Alfonso inherited from Cardinal d'Este the poet Ariosto. Following in the lead of his father Ercole, who had made Ferrara into one of the musical centers of Europe, Alfonso brought some of the most famous musicians of the time to his court to work as composers, instrumentalists and singers. Musicians from northern Europe who worked at Ferrara during his reign included Antoine Brumel and Adrian Willaert, the latter of whom was to become the founder of the Venetian School, something which could not have happened without Alfonso's patronage.



When Alfonso's grandson Alfonso II d'EsteRobert Browning's duke of "My Last Duchess"[9]—produced no male heir, the main d'Este line died out. A grandson of Alfonso I and cousin of Alfonso II, Cesare d'Este had been born out of wedlock. He was recognized by the Emperor but not by the Pope, who took the Duchy of Ferrara by force. Nevertheless, the House of Este continued in Modena and Reggio.



See also



  1. ^ The marriage between Alfonso I and Laura Dianti probably took place shortly before the Duke's death in 1534.[1] The historian Muratori tried to prove that the marriage had taken place, collecting a considerable amount of documentation,[2] but there does not seem to be any official document of a marriage that actually took place. Even in the absence of absolute documentary proof, "there can be no doubts about the public, official nature of the union".[2]

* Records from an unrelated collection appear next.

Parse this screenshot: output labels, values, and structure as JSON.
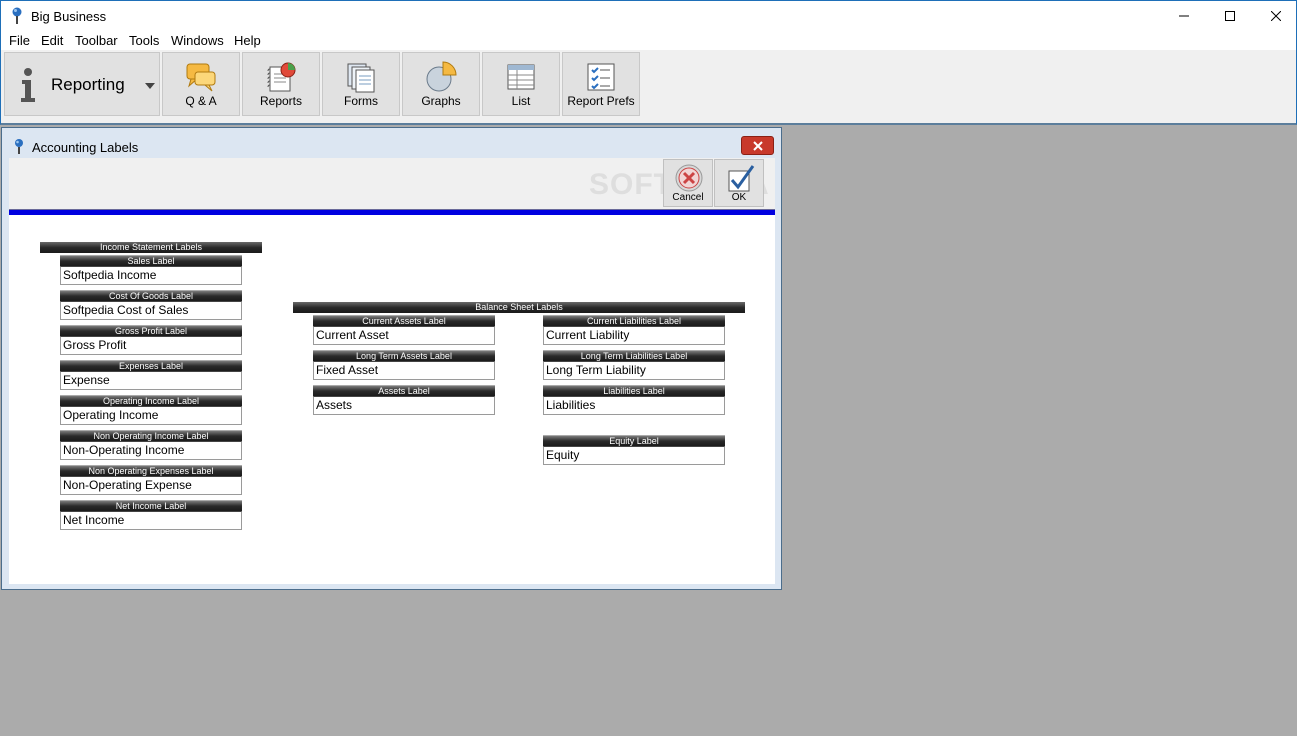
{
  "window": {
    "title": "Big Business"
  },
  "menu": [
    "File",
    "Edit",
    "Toolbar",
    "Tools",
    "Windows",
    "Help"
  ],
  "toolbar": {
    "mode_label": "Reporting",
    "buttons": [
      "Q & A",
      "Reports",
      "Forms",
      "Graphs",
      "List",
      "Report Prefs"
    ]
  },
  "dialog": {
    "title": "Accounting Labels",
    "cancel_label": "Cancel",
    "ok_label": "OK",
    "watermark": "SOFTPEDIA",
    "income_header": "Income Statement Labels",
    "income_fields": [
      {
        "label": "Sales Label",
        "value": "Softpedia Income"
      },
      {
        "label": "Cost Of Goods Label",
        "value": "Softpedia Cost of Sales"
      },
      {
        "label": "Gross Profit Label",
        "value": "Gross Profit"
      },
      {
        "label": "Expenses Label",
        "value": "Expense"
      },
      {
        "label": "Operating Income Label",
        "value": "Operating Income"
      },
      {
        "label": "Non Operating Income Label",
        "value": "Non-Operating Income"
      },
      {
        "label": "Non Operating Expenses Label",
        "value": "Non-Operating Expense"
      },
      {
        "label": "Net Income Label",
        "value": "Net Income"
      }
    ],
    "balance_header": "Balance Sheet Labels",
    "assets_fields": [
      {
        "label": "Current Assets Label",
        "value": "Current Asset"
      },
      {
        "label": "Long Term Assets Label",
        "value": "Fixed Asset"
      },
      {
        "label": "Assets Label",
        "value": "Assets"
      }
    ],
    "liabilities_fields": [
      {
        "label": "Current Liabilities Label",
        "value": "Current Liability"
      },
      {
        "label": "Long Term Liabilities Label",
        "value": "Long Term Liability"
      },
      {
        "label": "Liabilities Label",
        "value": "Liabilities"
      }
    ],
    "equity_field": {
      "label": "Equity Label",
      "value": "Equity"
    }
  }
}
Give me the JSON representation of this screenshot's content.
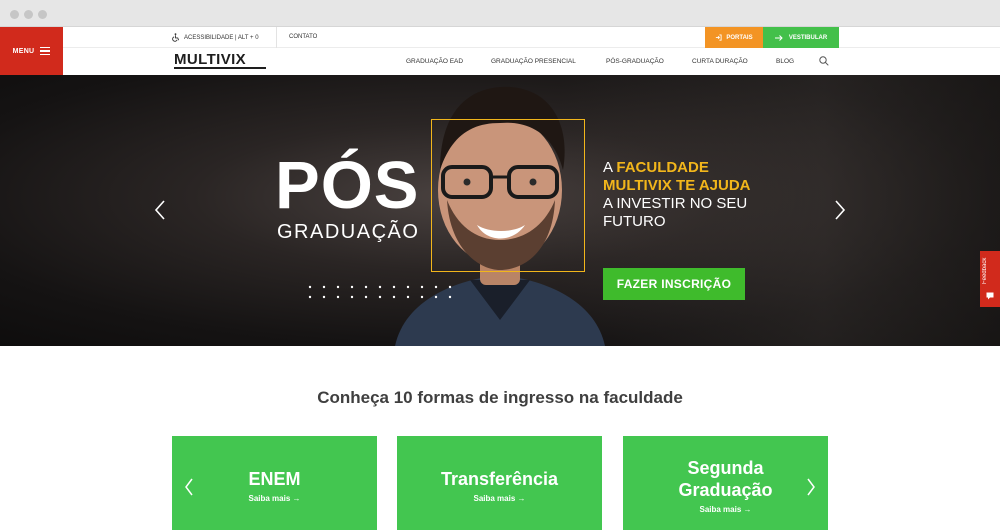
{
  "header": {
    "menu_label": "MENU",
    "accessibility": "ACESSIBILIDADE | ALT + 0",
    "contact": "CONTATO",
    "portais": "PORTAIS",
    "vestibular": "VESTIBULAR",
    "logo": "MULTIVIX",
    "nav": [
      "GRADUAÇÃO EAD",
      "GRADUAÇÃO PRESENCIAL",
      "PÓS-GRADUAÇÃO",
      "CURTA DURAÇÃO",
      "BLOG"
    ]
  },
  "hero": {
    "big": "PÓS",
    "sub": "GRADUAÇÃO",
    "tagline_1": "A ",
    "tagline_2": "FACULDADE",
    "tagline_3": "MULTIVIX TE AJUDA",
    "tagline_4": "A INVESTIR NO SEU",
    "tagline_5": "FUTURO",
    "cta": "FAZER INSCRIÇÃO"
  },
  "feedback": "Feedback",
  "section": {
    "title": "Conheça 10 formas de ingresso na faculdade",
    "cards": [
      {
        "title": "ENEM",
        "link": "Saiba mais →"
      },
      {
        "title": "Transferência",
        "link": "Saiba mais →"
      },
      {
        "title_1": "Segunda",
        "title_2": "Graduação",
        "link": "Saiba mais →"
      }
    ]
  },
  "colors": {
    "red": "#d12a1c",
    "orange": "#f39424",
    "green": "#43c04a",
    "yellow": "#f2b61b"
  }
}
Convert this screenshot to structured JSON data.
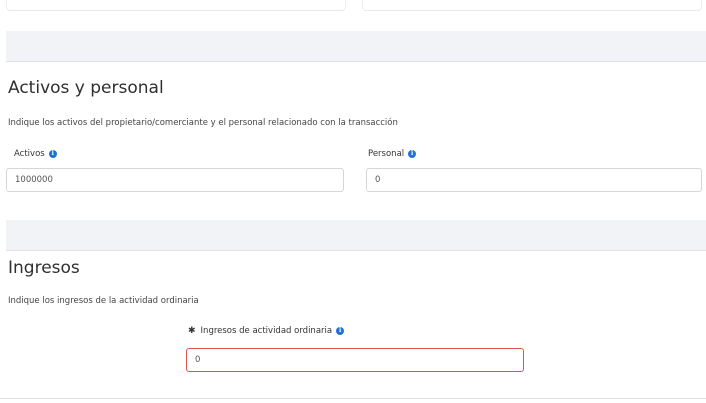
{
  "activos_personal": {
    "title": "Activos y personal",
    "description": "Indique los activos del propietario/comerciante y el personal relacionado con la transacción",
    "activos": {
      "label": "Activos",
      "value": "1000000"
    },
    "personal": {
      "label": "Personal",
      "value": "0"
    }
  },
  "ingresos": {
    "title": "Ingresos",
    "description": "Indique los ingresos de la actividad ordinaria",
    "ingresos_actividad": {
      "required_mark": "✱",
      "label": "Ingresos de actividad ordinaria",
      "value": "0"
    }
  },
  "icons": {
    "info": "info-icon"
  },
  "colors": {
    "info_icon": "#1f73d8",
    "error_border": "#d9534f",
    "band_background": "#f2f3f7"
  }
}
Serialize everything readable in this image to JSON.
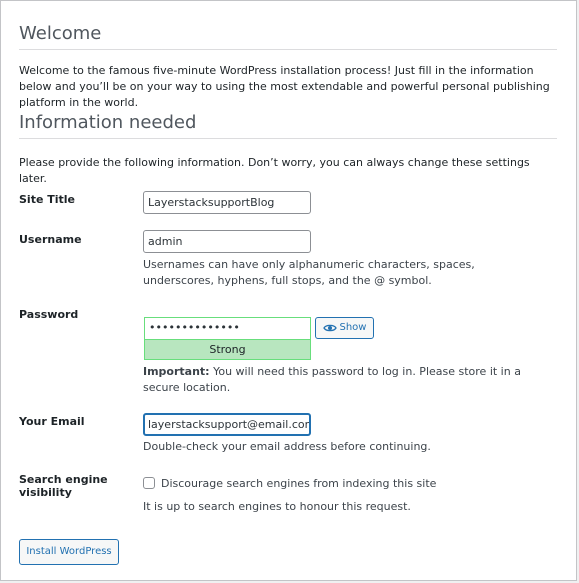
{
  "welcome": {
    "heading": "Welcome",
    "text": "Welcome to the famous five-minute WordPress installation process! Just fill in the information below and you’ll be on your way to using the most extendable and powerful personal publishing platform in the world."
  },
  "info": {
    "heading": "Information needed",
    "text": "Please provide the following information. Don’t worry, you can always change these settings later."
  },
  "form": {
    "site_title": {
      "label": "Site Title",
      "value": "LayerstacksupportBlog"
    },
    "username": {
      "label": "Username",
      "value": "admin",
      "hint": "Usernames can have only alphanumeric characters, spaces, underscores, hyphens, full stops, and the @ symbol."
    },
    "password": {
      "label": "Password",
      "masked_value": "••••••••••••••",
      "show_label": "Show",
      "strength": "Strong",
      "important_label": "Important:",
      "important_text": " You will need this password to log in. Please store it in a secure location."
    },
    "email": {
      "label": "Your Email",
      "value": "layerstacksupport@email.com",
      "hint": "Double-check your email address before continuing."
    },
    "search_visibility": {
      "label_line1": "Search engine",
      "label_line2": "visibility",
      "checkbox_label": "Discourage search engines from indexing this site",
      "checked": false,
      "hint": "It is up to search engines to honour this request."
    },
    "submit_label": "Install WordPress"
  },
  "colors": {
    "accent": "#2271b1",
    "strength_bg": "#b8e6bf",
    "strength_border": "#68de7c"
  }
}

  1. ^ Bertoni, Luisa. "ESTE, Alfonso d' | Dizionario Biografico degli Italiani - Volume 43 (1993)". www.treccani.it (in Italian). Retrieved June 26, 2023.
  2. ^ a b Pellizzer Sonia. "DIANTI, Laura | Dizionario Biografico degli Italiani - Volume 39 (1991)". www.treccani.it (in Italian). Retrieved June 26, 2023.
  3. ^ "House of Este | Italian Renaissance, Politics & Art | Britannica". www.britannica.com. Retrieved 2023-10-01.
  4. ^ Murrin, Michael (1994). History and warfare in Renaissance epic (Pbk. ed.). Chicago: University of Chicago Press. pp. 124–125. ISBN 978-0226554037.
  5. ^ Mallett, Michael; Shaw, Christine (2005). The Italian Wars, 1494–1559 : War, State and Society in Early Modern Europe (1st ed.). Harlow: Pearson. p. 107. ISBN 978-0582057586.
  6. ^ Gregorovius, Ferdinand (14 August 2012). Lucrezia Borgia. dearbooks. in Europäischer Literaturverlag GmbH. p. 292. ISBN 9783954554195.
  7. ^ "Reconstructing the Duke's private gallery". www.webexhibits.org.
  8. ^ Bryson Burroughs, "The Portrait of Alfonso d'Este by Titian" The Metropolitan Museum of Art Bulletin 22.4 (April 1927), pp. 97–101.
  9. ^ "Browning's Portrait of a Renaissance Man: Alphonso II D' este, Duke of Ferrara, in "My Last Duchess" (1842)". Archived from the original on 2005-09-29. Retrieved 2005-07-06.


  • Taylor, Frederick Lewis (1973). The Art of War in Italy, 1494–1529. Westport: Greenwood Press. ISBN 0-8371-5025-6.
  • Prignano, Gaia (2020). "Music Theories and Identity Issues: Depicting Canons chez Alfonso I d'Este". Music in Art: International Journal for Music Iconography. 45 (1–2): 53–71. ISSN 1522-7464.

Media related to Alfonso I d'Este, Duke of Ferrara at Wikimedia Commons

Alfonso I d'Este
Born: 21 July 1476 Died: 31 October 1534
Regnal titles
Preceded by Duke of Ferrara, Modena and Reggio
forfeit 1510–1530
Succeeded by